▶ **Task details**
Pull out every line in the data that has the string "icon" in it.

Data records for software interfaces
+++

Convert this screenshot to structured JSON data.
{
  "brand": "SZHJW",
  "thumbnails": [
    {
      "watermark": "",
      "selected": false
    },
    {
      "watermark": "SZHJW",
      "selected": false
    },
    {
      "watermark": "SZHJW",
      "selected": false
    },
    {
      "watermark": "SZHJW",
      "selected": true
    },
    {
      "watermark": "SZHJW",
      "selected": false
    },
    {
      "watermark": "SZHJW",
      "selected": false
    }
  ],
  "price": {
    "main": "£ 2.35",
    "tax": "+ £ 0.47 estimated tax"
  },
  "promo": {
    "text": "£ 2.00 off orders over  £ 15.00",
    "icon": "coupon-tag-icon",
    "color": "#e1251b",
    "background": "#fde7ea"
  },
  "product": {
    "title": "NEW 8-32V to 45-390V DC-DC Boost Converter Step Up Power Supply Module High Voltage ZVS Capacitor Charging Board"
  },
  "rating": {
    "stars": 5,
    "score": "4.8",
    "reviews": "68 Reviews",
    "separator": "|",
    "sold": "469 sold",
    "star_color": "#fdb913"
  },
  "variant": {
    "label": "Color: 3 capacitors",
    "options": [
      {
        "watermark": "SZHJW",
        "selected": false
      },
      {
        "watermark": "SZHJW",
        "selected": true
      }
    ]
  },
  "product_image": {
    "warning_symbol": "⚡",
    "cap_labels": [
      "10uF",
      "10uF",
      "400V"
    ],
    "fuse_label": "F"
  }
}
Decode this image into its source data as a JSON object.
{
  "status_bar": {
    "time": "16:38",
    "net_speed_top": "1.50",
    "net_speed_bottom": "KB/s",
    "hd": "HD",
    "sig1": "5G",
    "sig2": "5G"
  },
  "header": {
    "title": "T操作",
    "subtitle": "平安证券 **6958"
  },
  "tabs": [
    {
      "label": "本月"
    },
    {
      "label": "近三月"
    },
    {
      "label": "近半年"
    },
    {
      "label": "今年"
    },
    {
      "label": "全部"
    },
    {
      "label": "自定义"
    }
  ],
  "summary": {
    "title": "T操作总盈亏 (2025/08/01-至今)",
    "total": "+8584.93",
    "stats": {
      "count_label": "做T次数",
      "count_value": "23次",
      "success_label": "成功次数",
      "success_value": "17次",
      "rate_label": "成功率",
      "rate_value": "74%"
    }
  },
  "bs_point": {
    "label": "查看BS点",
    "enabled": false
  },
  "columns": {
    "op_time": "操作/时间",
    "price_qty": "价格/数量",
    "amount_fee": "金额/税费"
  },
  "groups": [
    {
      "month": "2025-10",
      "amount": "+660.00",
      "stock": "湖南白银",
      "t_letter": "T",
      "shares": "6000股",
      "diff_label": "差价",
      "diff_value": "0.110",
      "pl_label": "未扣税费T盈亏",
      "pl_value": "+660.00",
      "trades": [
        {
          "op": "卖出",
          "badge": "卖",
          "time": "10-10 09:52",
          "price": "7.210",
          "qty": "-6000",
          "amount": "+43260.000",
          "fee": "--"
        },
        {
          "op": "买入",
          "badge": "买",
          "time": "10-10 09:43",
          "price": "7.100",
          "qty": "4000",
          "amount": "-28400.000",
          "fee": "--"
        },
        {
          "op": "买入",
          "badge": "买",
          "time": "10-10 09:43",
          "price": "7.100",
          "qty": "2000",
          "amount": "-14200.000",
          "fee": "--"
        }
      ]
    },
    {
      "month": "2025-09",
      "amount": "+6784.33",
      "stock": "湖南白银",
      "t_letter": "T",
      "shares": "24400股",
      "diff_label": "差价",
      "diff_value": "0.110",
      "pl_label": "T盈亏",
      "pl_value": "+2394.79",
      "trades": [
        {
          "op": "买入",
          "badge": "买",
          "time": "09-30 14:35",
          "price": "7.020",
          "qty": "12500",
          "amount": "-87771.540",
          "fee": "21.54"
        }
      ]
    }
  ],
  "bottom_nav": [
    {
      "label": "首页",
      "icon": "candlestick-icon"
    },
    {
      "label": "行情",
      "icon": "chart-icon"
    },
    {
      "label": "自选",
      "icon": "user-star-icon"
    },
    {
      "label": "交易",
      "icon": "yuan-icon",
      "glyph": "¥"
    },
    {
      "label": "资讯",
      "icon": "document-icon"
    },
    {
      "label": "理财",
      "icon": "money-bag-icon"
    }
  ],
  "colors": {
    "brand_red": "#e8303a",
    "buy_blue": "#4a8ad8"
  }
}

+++

▶ **Response to this exercise**
    "icon": "coupon-tag-icon",
      "icon": "candlestick-icon"
      "icon": "chart-icon"
      "icon": "user-star-icon"
      "icon": "yuan-icon",
      "icon": "document-icon"
      "icon": "money-bag-icon"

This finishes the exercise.